November 5, 2001
Citizens want to be controlled by adopted laws, not by unauthorized administrative rules
The Hollywood Hill Association's Oct. 24 meeting included a discussion of the outdoor burning ban on the areas west of Avondale and Paradise Lake roads.
The speaker from the Puget Sound Clean Air Agency (PSCAA) claimed that its recent prohibition resulted from the Department of Ecology's having to update its burn rules due to revisions in the Washington Clean Air Act passed by the legislature. And that while the new rules required the burn ban because of Hollywood Hill et al's auto carbon monoxide emissions in downtown Bellevue, it's really particulate matter in smoke that concerns the PSCAA.
It's as clear as the printed word can make it that the Act's current criteria for prohibition do not include our local rural areas. And current court cases make it equally clear that administrative agencies cannot bypass legislative law unless the law is either silent or ambiguous.
Regarding particulates, which the speaker implied that outdoor burning was depositing in unspeakable amounts into our lungs, King County's supplemental environmental impact statement for its Complan 2000 said that the tons of particulates from outdoor burning dropped from 142.7 tons in 1993 to 17.3 tons in 1998, all during which period Hollywood Hill was allowed limited outdoor burning. (As to smoldering, smoky nuisance fires, a call to the fire department results in immediate extinguishment, as those fires are against the law.)
In 1997, the state's clean air standards for particulates, ozone and carbon monoxide were exceeded only three times - all in Eastern Washington, and with two of those three times being caused by dust storms.
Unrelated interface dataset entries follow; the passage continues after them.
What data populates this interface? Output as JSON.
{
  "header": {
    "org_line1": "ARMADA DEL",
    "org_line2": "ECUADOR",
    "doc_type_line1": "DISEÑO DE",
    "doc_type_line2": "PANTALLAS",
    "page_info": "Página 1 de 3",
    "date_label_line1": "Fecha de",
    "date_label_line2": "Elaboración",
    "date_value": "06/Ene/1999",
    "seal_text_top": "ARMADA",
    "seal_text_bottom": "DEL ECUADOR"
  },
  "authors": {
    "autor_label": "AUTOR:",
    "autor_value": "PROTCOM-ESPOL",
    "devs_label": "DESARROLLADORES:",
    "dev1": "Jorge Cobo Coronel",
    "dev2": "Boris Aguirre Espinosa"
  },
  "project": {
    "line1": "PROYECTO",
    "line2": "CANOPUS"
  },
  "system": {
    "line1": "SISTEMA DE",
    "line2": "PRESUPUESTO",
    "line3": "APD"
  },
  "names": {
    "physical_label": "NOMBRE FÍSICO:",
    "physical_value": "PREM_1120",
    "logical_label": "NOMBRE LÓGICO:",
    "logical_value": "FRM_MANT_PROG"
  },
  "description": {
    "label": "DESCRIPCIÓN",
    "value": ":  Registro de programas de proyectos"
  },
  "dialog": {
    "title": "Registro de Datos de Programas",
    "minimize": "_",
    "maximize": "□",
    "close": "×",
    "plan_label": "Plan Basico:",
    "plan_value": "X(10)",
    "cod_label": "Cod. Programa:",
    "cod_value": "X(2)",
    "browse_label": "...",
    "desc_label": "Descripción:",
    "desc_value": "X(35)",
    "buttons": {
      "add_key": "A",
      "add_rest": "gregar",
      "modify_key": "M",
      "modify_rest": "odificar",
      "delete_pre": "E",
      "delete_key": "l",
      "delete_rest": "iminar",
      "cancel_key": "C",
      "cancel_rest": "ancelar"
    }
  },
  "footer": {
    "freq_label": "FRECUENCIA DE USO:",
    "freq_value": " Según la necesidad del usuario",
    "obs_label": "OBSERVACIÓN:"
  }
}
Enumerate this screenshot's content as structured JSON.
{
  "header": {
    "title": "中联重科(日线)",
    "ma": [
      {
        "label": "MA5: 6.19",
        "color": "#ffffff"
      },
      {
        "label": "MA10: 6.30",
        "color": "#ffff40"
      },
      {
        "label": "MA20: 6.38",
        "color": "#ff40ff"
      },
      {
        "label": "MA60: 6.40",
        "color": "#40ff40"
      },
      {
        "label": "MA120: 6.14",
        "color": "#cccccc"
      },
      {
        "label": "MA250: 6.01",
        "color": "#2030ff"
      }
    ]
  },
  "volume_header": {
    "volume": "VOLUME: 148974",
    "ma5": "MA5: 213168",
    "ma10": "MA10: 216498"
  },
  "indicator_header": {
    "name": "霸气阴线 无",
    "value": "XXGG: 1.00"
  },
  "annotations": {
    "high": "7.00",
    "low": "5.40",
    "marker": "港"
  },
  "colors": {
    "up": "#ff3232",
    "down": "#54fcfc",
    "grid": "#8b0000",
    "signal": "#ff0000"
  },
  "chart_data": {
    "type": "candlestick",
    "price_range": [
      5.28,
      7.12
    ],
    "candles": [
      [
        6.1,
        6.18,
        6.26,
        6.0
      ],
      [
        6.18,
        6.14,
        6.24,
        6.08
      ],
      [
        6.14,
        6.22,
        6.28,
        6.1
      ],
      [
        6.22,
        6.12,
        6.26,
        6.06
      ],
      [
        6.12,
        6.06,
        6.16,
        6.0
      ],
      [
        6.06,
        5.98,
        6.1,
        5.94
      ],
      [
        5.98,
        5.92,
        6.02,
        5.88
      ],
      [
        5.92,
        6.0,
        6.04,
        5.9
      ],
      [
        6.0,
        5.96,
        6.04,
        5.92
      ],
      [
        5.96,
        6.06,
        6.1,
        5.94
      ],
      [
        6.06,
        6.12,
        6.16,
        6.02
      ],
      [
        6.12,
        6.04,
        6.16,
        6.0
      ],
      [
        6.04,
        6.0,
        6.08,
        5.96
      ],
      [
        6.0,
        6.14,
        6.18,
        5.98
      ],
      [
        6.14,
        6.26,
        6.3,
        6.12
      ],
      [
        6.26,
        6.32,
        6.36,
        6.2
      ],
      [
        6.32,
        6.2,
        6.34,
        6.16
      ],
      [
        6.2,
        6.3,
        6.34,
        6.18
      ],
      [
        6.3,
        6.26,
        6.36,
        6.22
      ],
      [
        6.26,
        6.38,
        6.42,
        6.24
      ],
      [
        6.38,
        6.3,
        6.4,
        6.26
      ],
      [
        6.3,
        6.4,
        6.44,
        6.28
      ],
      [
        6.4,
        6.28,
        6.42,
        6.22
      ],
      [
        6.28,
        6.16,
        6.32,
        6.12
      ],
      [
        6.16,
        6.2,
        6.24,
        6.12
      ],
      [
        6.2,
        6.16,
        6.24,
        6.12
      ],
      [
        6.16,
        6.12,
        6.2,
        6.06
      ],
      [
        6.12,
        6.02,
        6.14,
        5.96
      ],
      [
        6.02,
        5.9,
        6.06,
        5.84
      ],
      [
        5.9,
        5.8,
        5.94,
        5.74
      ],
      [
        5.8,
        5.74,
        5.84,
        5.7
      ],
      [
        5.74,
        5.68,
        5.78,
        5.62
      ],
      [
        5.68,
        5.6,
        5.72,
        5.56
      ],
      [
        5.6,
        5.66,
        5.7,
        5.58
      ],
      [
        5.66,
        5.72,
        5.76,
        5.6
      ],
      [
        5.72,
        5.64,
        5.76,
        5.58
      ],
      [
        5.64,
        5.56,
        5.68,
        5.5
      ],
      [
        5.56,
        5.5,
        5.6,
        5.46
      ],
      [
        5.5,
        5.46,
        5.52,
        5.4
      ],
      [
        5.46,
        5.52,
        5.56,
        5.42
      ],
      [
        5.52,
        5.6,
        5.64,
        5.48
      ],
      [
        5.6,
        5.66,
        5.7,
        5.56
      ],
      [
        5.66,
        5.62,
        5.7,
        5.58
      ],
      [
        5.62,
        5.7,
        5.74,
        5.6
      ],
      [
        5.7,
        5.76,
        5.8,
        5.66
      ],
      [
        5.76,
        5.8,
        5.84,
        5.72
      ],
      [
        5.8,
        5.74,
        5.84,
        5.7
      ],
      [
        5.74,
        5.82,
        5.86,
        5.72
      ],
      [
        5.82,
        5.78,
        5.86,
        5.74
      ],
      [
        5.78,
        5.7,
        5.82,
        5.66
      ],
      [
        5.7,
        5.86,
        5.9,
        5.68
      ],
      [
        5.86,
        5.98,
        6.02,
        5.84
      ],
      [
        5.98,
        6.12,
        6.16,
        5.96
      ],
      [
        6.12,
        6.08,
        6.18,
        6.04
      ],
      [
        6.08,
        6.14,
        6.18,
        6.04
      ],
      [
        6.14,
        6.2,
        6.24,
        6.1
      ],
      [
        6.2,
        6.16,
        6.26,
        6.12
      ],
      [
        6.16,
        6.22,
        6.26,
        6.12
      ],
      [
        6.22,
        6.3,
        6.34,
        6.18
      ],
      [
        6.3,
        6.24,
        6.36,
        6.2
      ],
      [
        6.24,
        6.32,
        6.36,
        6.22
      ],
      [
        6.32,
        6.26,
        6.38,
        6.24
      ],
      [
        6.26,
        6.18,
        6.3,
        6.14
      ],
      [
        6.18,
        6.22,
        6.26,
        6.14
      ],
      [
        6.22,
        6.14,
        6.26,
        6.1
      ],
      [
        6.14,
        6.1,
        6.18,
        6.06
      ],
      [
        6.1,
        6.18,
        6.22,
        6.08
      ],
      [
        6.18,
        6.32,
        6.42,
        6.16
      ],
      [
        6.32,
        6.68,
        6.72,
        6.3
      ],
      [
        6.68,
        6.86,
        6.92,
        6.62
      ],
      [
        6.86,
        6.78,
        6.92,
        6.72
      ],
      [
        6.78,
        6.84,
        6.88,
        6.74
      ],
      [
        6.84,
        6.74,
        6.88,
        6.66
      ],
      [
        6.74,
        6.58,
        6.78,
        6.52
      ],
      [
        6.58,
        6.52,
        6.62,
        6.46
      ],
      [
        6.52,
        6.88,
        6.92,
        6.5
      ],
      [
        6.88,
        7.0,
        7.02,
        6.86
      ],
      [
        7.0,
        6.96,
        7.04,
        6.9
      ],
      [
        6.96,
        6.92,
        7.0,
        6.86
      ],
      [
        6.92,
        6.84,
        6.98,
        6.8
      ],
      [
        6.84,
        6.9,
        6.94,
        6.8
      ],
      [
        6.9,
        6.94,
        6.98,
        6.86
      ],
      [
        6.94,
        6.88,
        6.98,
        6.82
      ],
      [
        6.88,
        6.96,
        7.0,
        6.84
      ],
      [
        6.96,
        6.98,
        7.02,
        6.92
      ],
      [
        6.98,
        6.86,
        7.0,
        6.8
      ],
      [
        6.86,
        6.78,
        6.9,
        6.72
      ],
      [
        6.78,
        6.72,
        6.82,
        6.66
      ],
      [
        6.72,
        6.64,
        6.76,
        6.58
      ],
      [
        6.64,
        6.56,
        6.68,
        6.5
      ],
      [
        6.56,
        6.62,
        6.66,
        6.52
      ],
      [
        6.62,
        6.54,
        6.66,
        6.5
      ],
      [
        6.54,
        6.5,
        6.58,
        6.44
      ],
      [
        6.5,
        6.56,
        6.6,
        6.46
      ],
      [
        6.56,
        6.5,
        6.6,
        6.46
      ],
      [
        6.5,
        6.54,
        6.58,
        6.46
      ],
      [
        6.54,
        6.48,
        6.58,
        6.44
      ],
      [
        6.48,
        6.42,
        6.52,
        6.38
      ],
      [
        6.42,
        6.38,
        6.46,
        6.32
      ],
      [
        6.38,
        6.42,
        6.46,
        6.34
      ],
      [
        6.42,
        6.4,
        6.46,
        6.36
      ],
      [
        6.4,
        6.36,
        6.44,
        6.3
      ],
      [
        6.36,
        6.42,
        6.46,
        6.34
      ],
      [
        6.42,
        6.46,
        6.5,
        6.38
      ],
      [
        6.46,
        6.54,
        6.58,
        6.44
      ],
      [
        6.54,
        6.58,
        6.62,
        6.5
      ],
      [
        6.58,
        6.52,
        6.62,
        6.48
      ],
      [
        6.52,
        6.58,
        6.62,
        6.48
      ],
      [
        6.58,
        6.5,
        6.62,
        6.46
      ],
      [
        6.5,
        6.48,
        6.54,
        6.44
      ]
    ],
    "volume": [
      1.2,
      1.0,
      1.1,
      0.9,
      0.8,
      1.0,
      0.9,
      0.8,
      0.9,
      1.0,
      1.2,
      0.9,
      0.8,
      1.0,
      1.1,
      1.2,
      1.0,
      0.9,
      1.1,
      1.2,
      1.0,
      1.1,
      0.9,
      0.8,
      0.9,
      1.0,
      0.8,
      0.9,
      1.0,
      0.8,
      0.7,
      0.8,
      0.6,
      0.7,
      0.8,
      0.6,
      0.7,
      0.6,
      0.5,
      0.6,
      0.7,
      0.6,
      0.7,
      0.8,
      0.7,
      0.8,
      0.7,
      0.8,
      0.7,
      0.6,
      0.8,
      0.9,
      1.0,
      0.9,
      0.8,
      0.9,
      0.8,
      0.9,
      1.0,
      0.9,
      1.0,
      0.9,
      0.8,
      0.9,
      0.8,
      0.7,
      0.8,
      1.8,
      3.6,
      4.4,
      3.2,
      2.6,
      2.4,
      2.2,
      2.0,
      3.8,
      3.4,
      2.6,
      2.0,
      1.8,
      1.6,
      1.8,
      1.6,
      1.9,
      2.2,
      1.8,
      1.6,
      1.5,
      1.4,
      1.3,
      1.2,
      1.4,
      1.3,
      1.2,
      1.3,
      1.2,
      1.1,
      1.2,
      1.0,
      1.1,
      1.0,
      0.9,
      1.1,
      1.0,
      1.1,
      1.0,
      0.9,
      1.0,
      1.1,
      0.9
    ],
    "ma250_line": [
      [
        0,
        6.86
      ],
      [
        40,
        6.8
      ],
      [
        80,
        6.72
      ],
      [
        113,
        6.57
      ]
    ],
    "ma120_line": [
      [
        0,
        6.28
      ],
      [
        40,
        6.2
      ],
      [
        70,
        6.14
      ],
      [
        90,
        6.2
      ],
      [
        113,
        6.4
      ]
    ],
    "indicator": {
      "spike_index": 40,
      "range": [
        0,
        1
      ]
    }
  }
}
The agencies have not indicated any standards failures since then.
It appears that the PSCAA is using fear tactics to create public support for the complete elimination of all outdoor burning within its 3-county area.
Its tool for accomplishing that goal is to assert that there are reasonably available and affordable alternatives for landowners to dispose of brush and fallen branches from rural acreage. (Even though the spokesman for King County's solid waste division said they prefer limited spring/fall outdoor burning for rural debris disposal, rather than adding it to the county's solid waste stream that requires hauling.)
We can thank King County Councilwoman Louise Miller for the fact that it won't be a slam-dunk for PSCAA to accomplish that complete prohibition. Ms. Miller has caused the inclusion in the county's solid waste plan of a requirement that the program provide for affordable collection and recycling of woody debris in areas affected by the PSCAA's burn ban, with a report to the council detailing a series of options with cost estimates for each option.
It should be noted that at the Hollywood Hill Association meeting, there was enthusiastic clapping for the precept that citizens want to be controlled by elected legislators' adopted laws, not by unauthorized administrative rules that bypass the authorizing adopted laws.
Maxine Keesling, Woodinville